Disagreements over where to shelter and treat homeless addicts undermine confidence in the “smart growth” approach to city planning
Portland used to be all about livability. In his 1993 anti-sprawl polemic Geography of Nowhere, James Howard Kunstler wrote that Portland “embodies the most hopeful and progressive trends in American city life and especially in urban planning.”
The city will forever be associated with the sketch comedy series Portlandia, which depicted a social order centered around craft light bulb makers, zucchini milk, and adults participating in hide-and-seek leagues.
But today, Portland is anything but livable. Crime is so bad that businesses have gone cashless “for the safety of our employees,” hired private security, who are sometimes armed, and locked down products of even modest value to thwart shoplifters.
Most of the region’s 7,500 homeless population lives on the street. Of the 193 homeless deaths recorded in Multnomah County in 2021, about 60% involved substance abuse. Fatal opioid overdoses in Multnomah County are up over 500% in the last five years.
Police estimate that last year, one-third of homicide incidents in Portland involved the homeless population. In 2023, murders are trending down from 2022’s record high but still trending higher than pre-Covid norms, as are rates of reported property crimes.
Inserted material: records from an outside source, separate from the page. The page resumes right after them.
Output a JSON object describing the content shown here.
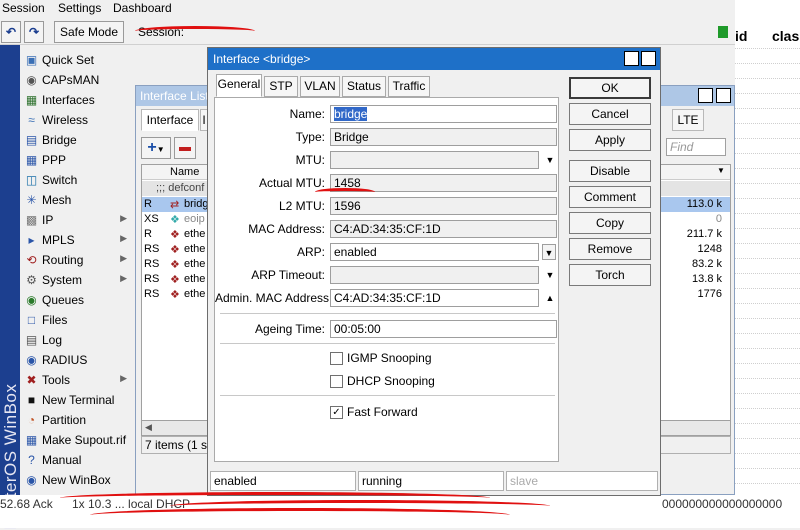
{
  "menubar": {
    "items": [
      "Session",
      "Settings",
      "Dashboard"
    ]
  },
  "toolbar": {
    "undo_icon": "undo-icon",
    "redo_icon": "redo-icon",
    "safe_mode": "Safe Mode",
    "session_label": "Session:"
  },
  "right_table": {
    "col1": "id",
    "col2": "clas",
    "bottom_value": "000000000000000000"
  },
  "sidebar": {
    "brand": "RouterOS WinBox",
    "items": [
      {
        "label": "Quick Set",
        "icon": "quick-set-icon",
        "submenu": false
      },
      {
        "label": "CAPsMAN",
        "icon": "capsman-icon",
        "submenu": false
      },
      {
        "label": "Interfaces",
        "icon": "interfaces-icon",
        "submenu": false
      },
      {
        "label": "Wireless",
        "icon": "wireless-icon",
        "submenu": false
      },
      {
        "label": "Bridge",
        "icon": "bridge-icon",
        "submenu": false
      },
      {
        "label": "PPP",
        "icon": "ppp-icon",
        "submenu": false
      },
      {
        "label": "Switch",
        "icon": "switch-icon",
        "submenu": false
      },
      {
        "label": "Mesh",
        "icon": "mesh-icon",
        "submenu": false
      },
      {
        "label": "IP",
        "icon": "ip-icon",
        "submenu": true
      },
      {
        "label": "MPLS",
        "icon": "mpls-icon",
        "submenu": true
      },
      {
        "label": "Routing",
        "icon": "routing-icon",
        "submenu": true
      },
      {
        "label": "System",
        "icon": "system-icon",
        "submenu": true
      },
      {
        "label": "Queues",
        "icon": "queues-icon",
        "submenu": false
      },
      {
        "label": "Files",
        "icon": "files-icon",
        "submenu": false
      },
      {
        "label": "Log",
        "icon": "log-icon",
        "submenu": false
      },
      {
        "label": "RADIUS",
        "icon": "radius-icon",
        "submenu": false
      },
      {
        "label": "Tools",
        "icon": "tools-icon",
        "submenu": true
      },
      {
        "label": "New Terminal",
        "icon": "terminal-icon",
        "submenu": false
      },
      {
        "label": "Partition",
        "icon": "partition-icon",
        "submenu": false
      },
      {
        "label": "Make Supout.rif",
        "icon": "supout-icon",
        "submenu": false
      },
      {
        "label": "Manual",
        "icon": "manual-icon",
        "submenu": false
      },
      {
        "label": "New WinBox",
        "icon": "winbox-icon",
        "submenu": false
      }
    ]
  },
  "iflist": {
    "title": "Interface List",
    "tab_interface": "Interface",
    "tab_partial": "I",
    "tab_lte": "LTE",
    "find_placeholder": "Find",
    "col_name": "Name",
    "group": ";;; defconf",
    "rows": [
      {
        "flag": "R",
        "name": "bridg",
        "value": "113.0 k",
        "selected": true
      },
      {
        "flag": "XS",
        "name": "eoip",
        "value": "0",
        "disabled": true
      },
      {
        "flag": "R",
        "name": "ethe",
        "value": "211.7 k"
      },
      {
        "flag": "RS",
        "name": "ethe",
        "value": "1248"
      },
      {
        "flag": "RS",
        "name": "ethe",
        "value": "83.2 k"
      },
      {
        "flag": "RS",
        "name": "ethe",
        "value": "13.8 k"
      },
      {
        "flag": "RS",
        "name": "ethe",
        "value": "1776"
      }
    ],
    "status": "7 items (1 sele"
  },
  "bottom": {
    "left_text": "52.68 Ack",
    "mid_text": "1x 10.3 ... local DHCP"
  },
  "dialog": {
    "title": "Interface <bridge>",
    "tabs": [
      "General",
      "STP",
      "VLAN",
      "Status",
      "Traffic"
    ],
    "fields": {
      "name_label": "Name:",
      "name_value": "bridge",
      "type_label": "Type:",
      "type_value": "Bridge",
      "mtu_label": "MTU:",
      "mtu_value": "",
      "actual_mtu_label": "Actual MTU:",
      "actual_mtu_value": "1458",
      "l2mtu_label": "L2 MTU:",
      "l2mtu_value": "1596",
      "mac_label": "MAC Address:",
      "mac_value": "C4:AD:34:35:CF:1D",
      "arp_label": "ARP:",
      "arp_value": "enabled",
      "arp_timeout_label": "ARP Timeout:",
      "arp_timeout_value": "",
      "admin_mac_label": "Admin. MAC Address:",
      "admin_mac_value": "C4:AD:34:35:CF:1D",
      "ageing_label": "Ageing Time:",
      "ageing_value": "00:05:00"
    },
    "checks": {
      "igmp": {
        "label": "IGMP Snooping",
        "checked": false
      },
      "dhcp": {
        "label": "DHCP Snooping",
        "checked": false
      },
      "fastfwd": {
        "label": "Fast Forward",
        "checked": true
      }
    },
    "buttons": [
      "OK",
      "Cancel",
      "Apply",
      "Disable",
      "Comment",
      "Copy",
      "Remove",
      "Torch"
    ],
    "status": [
      "enabled",
      "running",
      "slave"
    ]
  }
}
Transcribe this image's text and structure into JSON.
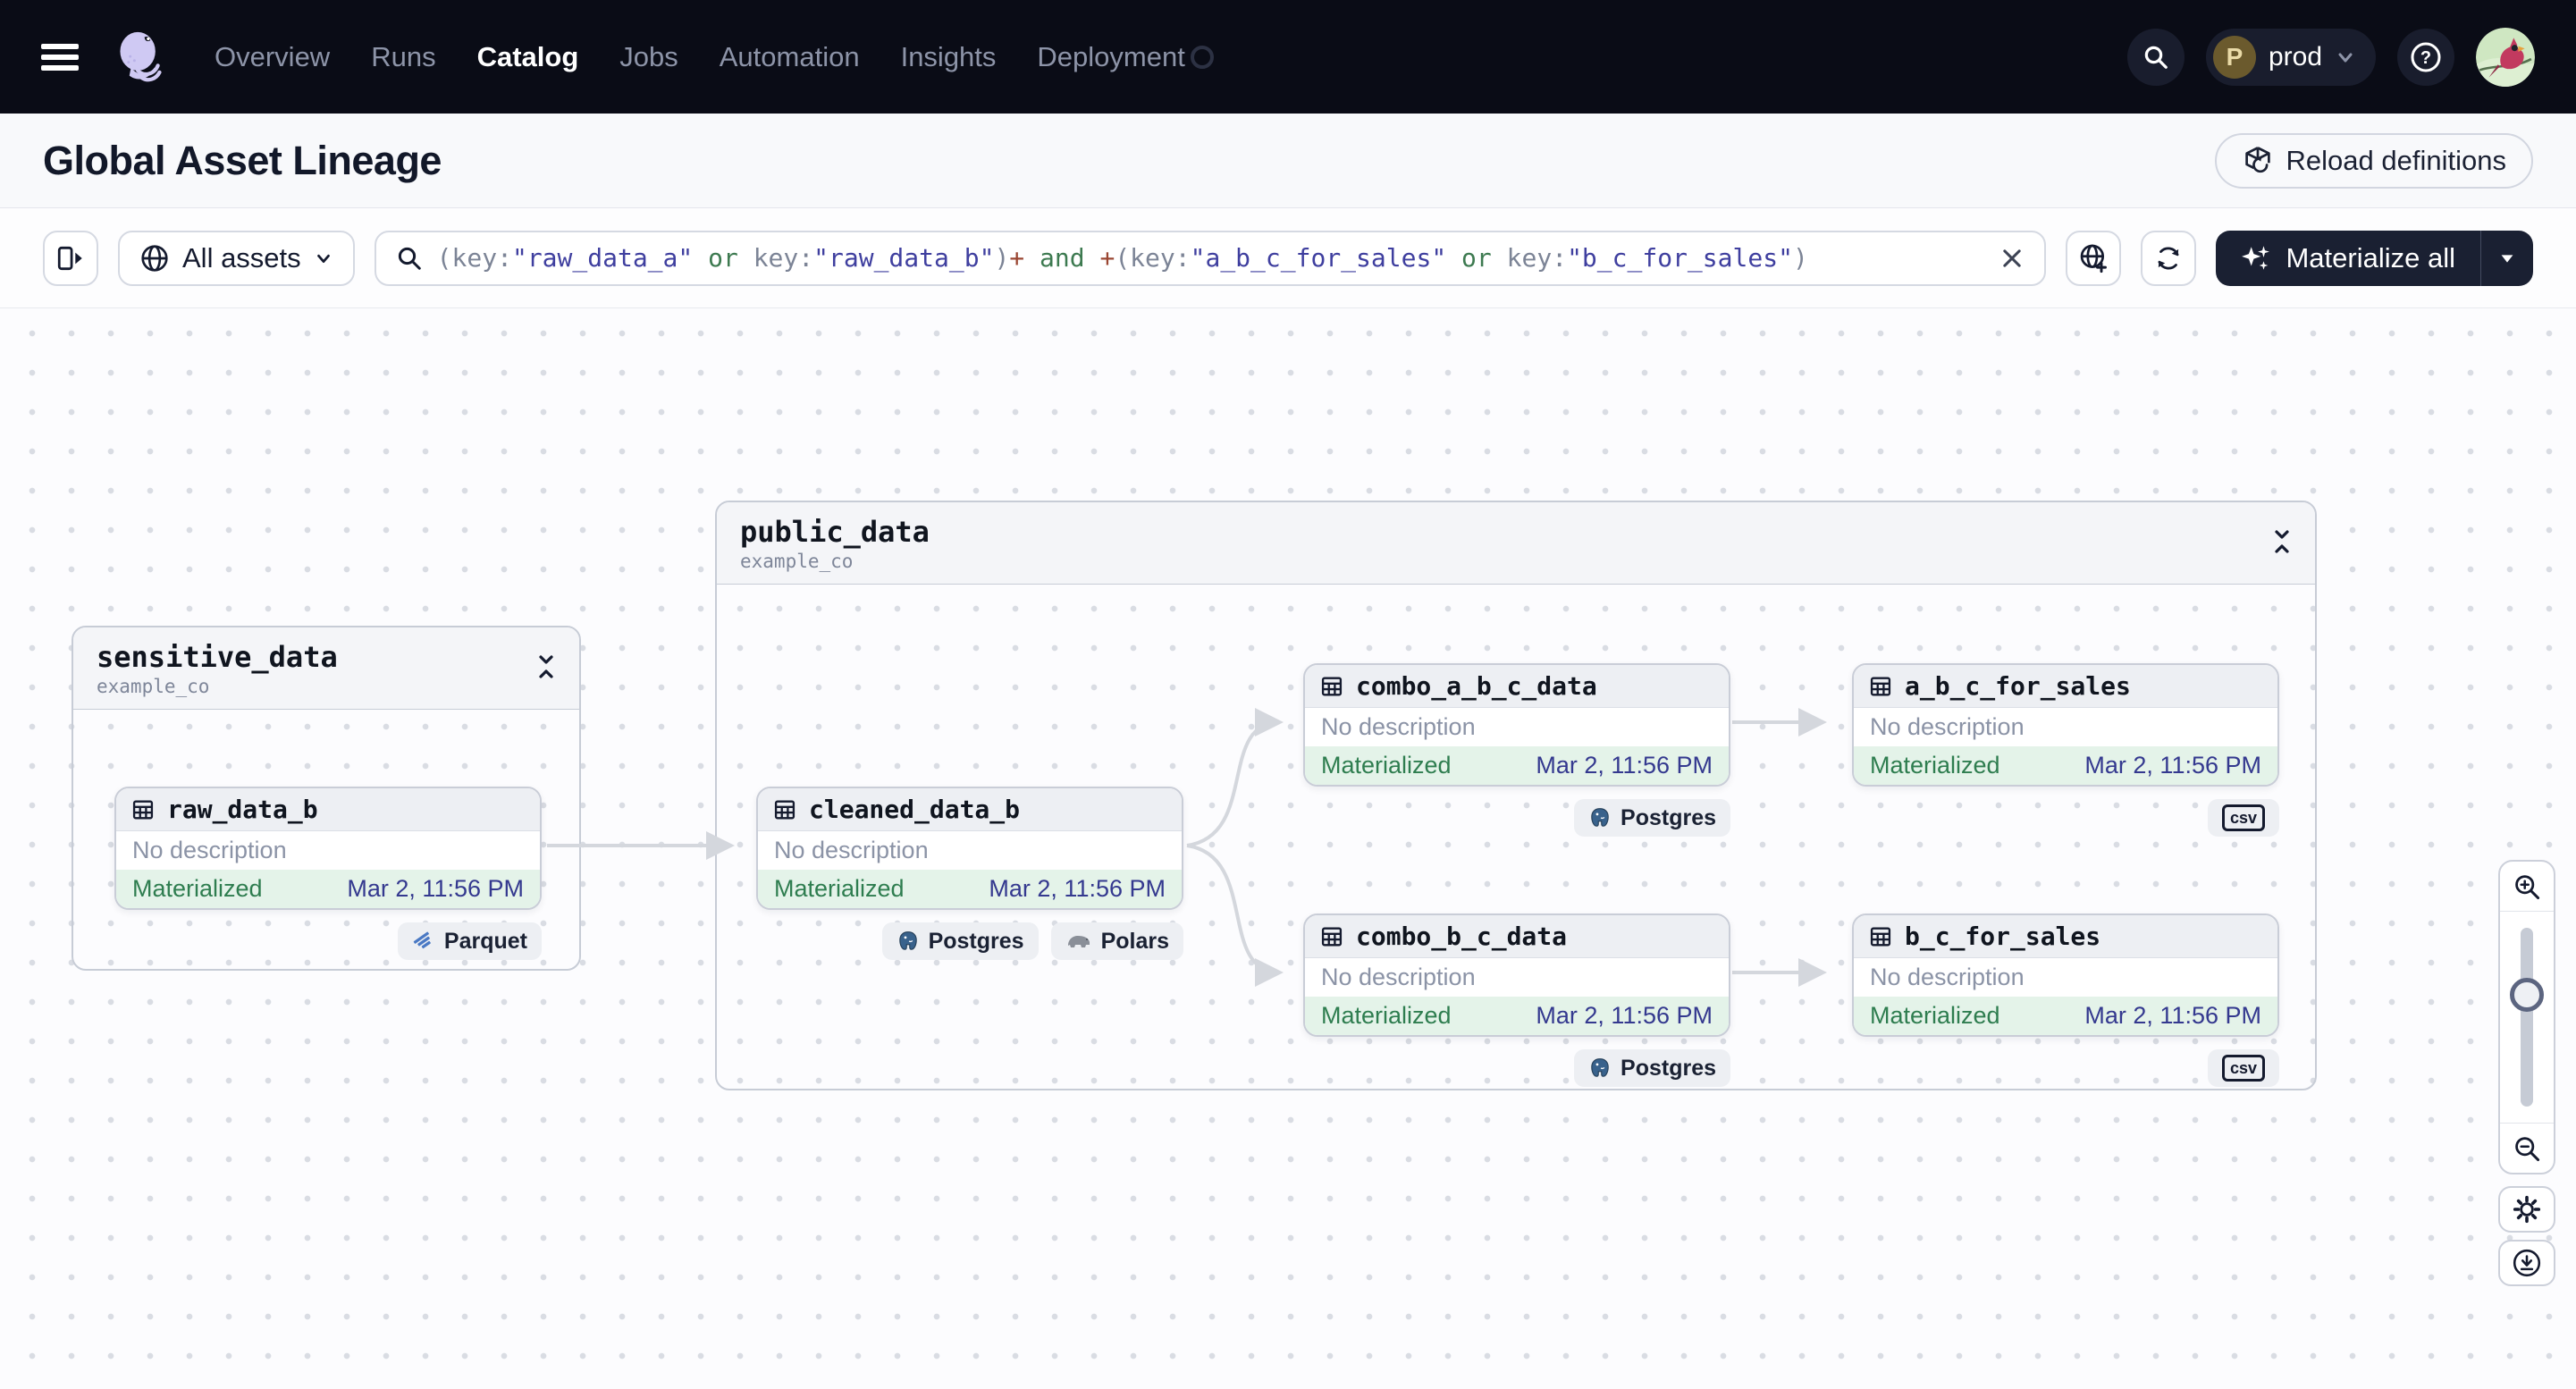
{
  "nav": {
    "items": [
      "Overview",
      "Runs",
      "Catalog",
      "Jobs",
      "Automation",
      "Insights",
      "Deployment"
    ],
    "active_item": "Catalog",
    "deployment_label": "prod",
    "deployment_initial": "P"
  },
  "page": {
    "title": "Global Asset Lineage",
    "reload_definitions_label": "Reload definitions"
  },
  "toolbar": {
    "scope_label": "All assets",
    "materialize_label": "Materialize all",
    "query_segments": [
      {
        "text": "(key:",
        "style": "punct"
      },
      {
        "text": "\"raw_data_a\"",
        "style": "str"
      },
      {
        "text": " or ",
        "style": "kw"
      },
      {
        "text": "key:",
        "style": "punct"
      },
      {
        "text": "\"raw_data_b\"",
        "style": "str"
      },
      {
        "text": ")",
        "style": "punct"
      },
      {
        "text": "+",
        "style": "op"
      },
      {
        "text": " and ",
        "style": "kw"
      },
      {
        "text": "+",
        "style": "op"
      },
      {
        "text": "(key:",
        "style": "punct"
      },
      {
        "text": "\"a_b_c_for_sales\"",
        "style": "str"
      },
      {
        "text": " or ",
        "style": "kw"
      },
      {
        "text": "key:",
        "style": "punct"
      },
      {
        "text": "\"b_c_for_sales\"",
        "style": "str"
      },
      {
        "text": ")",
        "style": "punct"
      }
    ]
  },
  "graph": {
    "groups": [
      {
        "name": "sensitive_data",
        "location": "example_co"
      },
      {
        "name": "public_data",
        "location": "example_co"
      }
    ],
    "nodes": [
      {
        "name": "raw_data_b",
        "description": "No description",
        "status": "Materialized",
        "timestamp": "Mar 2, 11:56 PM",
        "badges": [
          {
            "icon": "parquet",
            "label": "Parquet"
          }
        ]
      },
      {
        "name": "cleaned_data_b",
        "description": "No description",
        "status": "Materialized",
        "timestamp": "Mar 2, 11:56 PM",
        "badges": [
          {
            "icon": "postgres",
            "label": "Postgres"
          },
          {
            "icon": "polars",
            "label": "Polars"
          }
        ]
      },
      {
        "name": "combo_a_b_c_data",
        "description": "No description",
        "status": "Materialized",
        "timestamp": "Mar 2, 11:56 PM",
        "badges": [
          {
            "icon": "postgres",
            "label": "Postgres"
          }
        ]
      },
      {
        "name": "a_b_c_for_sales",
        "description": "No description",
        "status": "Materialized",
        "timestamp": "Mar 2, 11:56 PM",
        "badges": [
          {
            "icon": "csv",
            "label": "csv"
          }
        ]
      },
      {
        "name": "combo_b_c_data",
        "description": "No description",
        "status": "Materialized",
        "timestamp": "Mar 2, 11:56 PM",
        "badges": [
          {
            "icon": "postgres",
            "label": "Postgres"
          }
        ]
      },
      {
        "name": "b_c_for_sales",
        "description": "No description",
        "status": "Materialized",
        "timestamp": "Mar 2, 11:56 PM",
        "badges": [
          {
            "icon": "csv",
            "label": "csv"
          }
        ]
      }
    ]
  },
  "colors": {
    "nav_bg": "#0a0c16",
    "status_green": "#2e7d4f",
    "timestamp_indigo": "#34398f",
    "query_string": "#3f3f9f",
    "query_keyword": "#3d7a50",
    "query_operator": "#9a4632",
    "edge_gray": "#d4d7dd"
  }
}
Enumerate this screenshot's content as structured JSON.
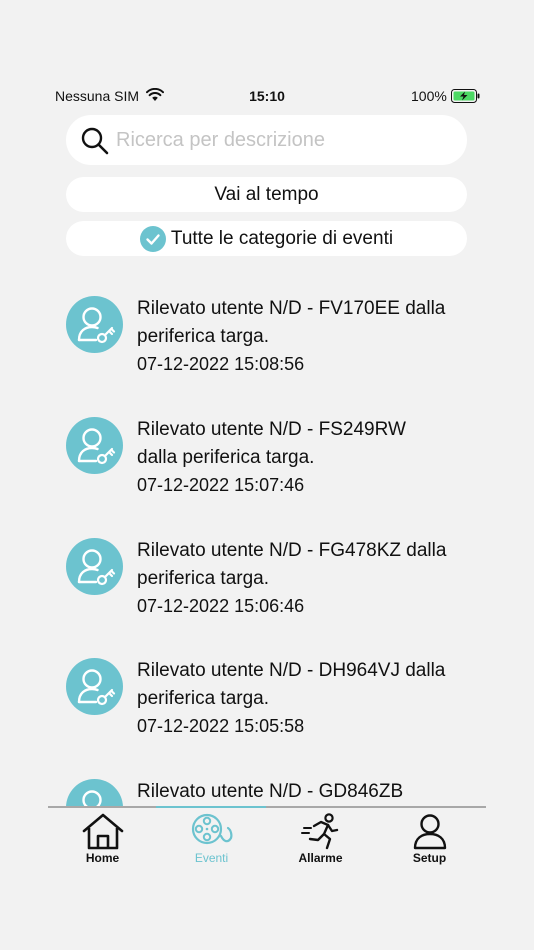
{
  "status_bar": {
    "carrier": "Nessuna SIM",
    "time": "15:10",
    "battery": "100%"
  },
  "search": {
    "placeholder": "Ricerca per descrizione",
    "value": ""
  },
  "goto_time_label": "Vai al tempo",
  "categories_label": "Tutte le categorie di eventi",
  "events": [
    {
      "lines": [
        "Rilevato utente N/D - FV170EE dalla",
        "periferica targa."
      ],
      "time": "07-12-2022 15:08:56"
    },
    {
      "lines": [
        "Rilevato utente N/D - FS249RW",
        "dalla periferica targa."
      ],
      "time": "07-12-2022 15:07:46"
    },
    {
      "lines": [
        "Rilevato utente N/D - FG478KZ dalla",
        "periferica targa."
      ],
      "time": "07-12-2022 15:06:46"
    },
    {
      "lines": [
        "Rilevato utente N/D - DH964VJ dalla",
        "periferica targa."
      ],
      "time": "07-12-2022 15:05:58"
    },
    {
      "lines": [
        "Rilevato utente N/D - GD846ZB",
        ""
      ],
      "time": ""
    }
  ],
  "tabs": [
    {
      "label": "Home",
      "icon": "home-icon",
      "active": false
    },
    {
      "label": "Eventi",
      "icon": "film-reel-icon",
      "active": true
    },
    {
      "label": "Allarme",
      "icon": "running-person-icon",
      "active": false
    },
    {
      "label": "Setup",
      "icon": "user-icon",
      "active": false
    }
  ],
  "colors": {
    "accent": "#6cc3cf",
    "background": "#f2f2f2",
    "battery_green": "#4cd964"
  }
}
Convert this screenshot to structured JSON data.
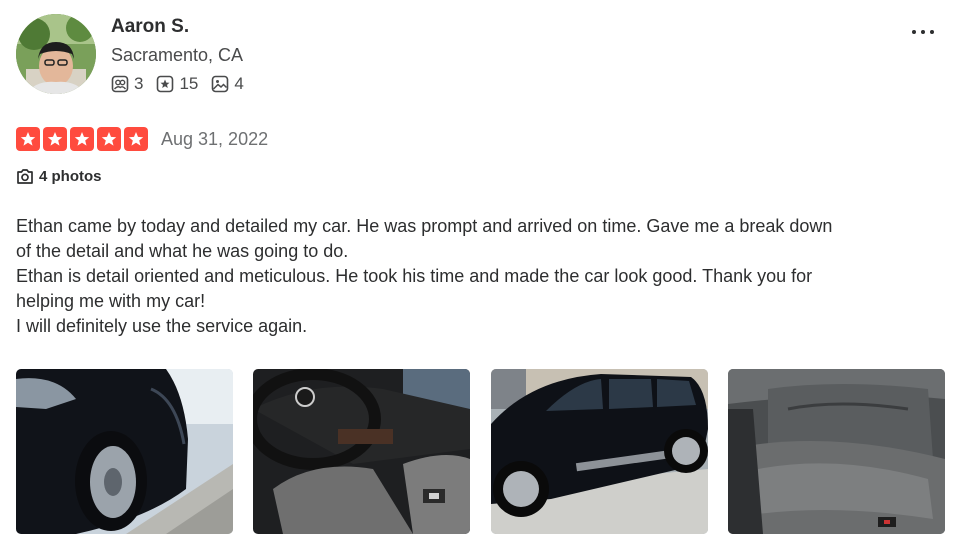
{
  "reviewer": {
    "name": "Aaron S.",
    "location": "Sacramento, CA",
    "stats": {
      "friends": "3",
      "reviews": "15",
      "photos": "4"
    }
  },
  "review": {
    "rating": 5,
    "date": "Aug 31, 2022",
    "photos_label": "4 photos",
    "paragraphs": [
      "Ethan came by today and detailed my car. He was prompt and arrived on time. Gave me a break down of the detail and what he was going to do.",
      "Ethan is detail oriented and meticulous. He took his time and made the car look good. Thank you for helping me with my car!",
      "I will definitely use the service again."
    ]
  },
  "colors": {
    "star": "#ff4b3e",
    "text": "#2d2e2f",
    "muted": "#6e7072"
  }
}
In downtown, public drug consumption is ubiquitous, having spread far beyond the borders of Old Town, Portland’s historic disorder district. The burnt foil scattered on the streets is a grim marker of the transition from heroin to fentanyl, which is typically smoked.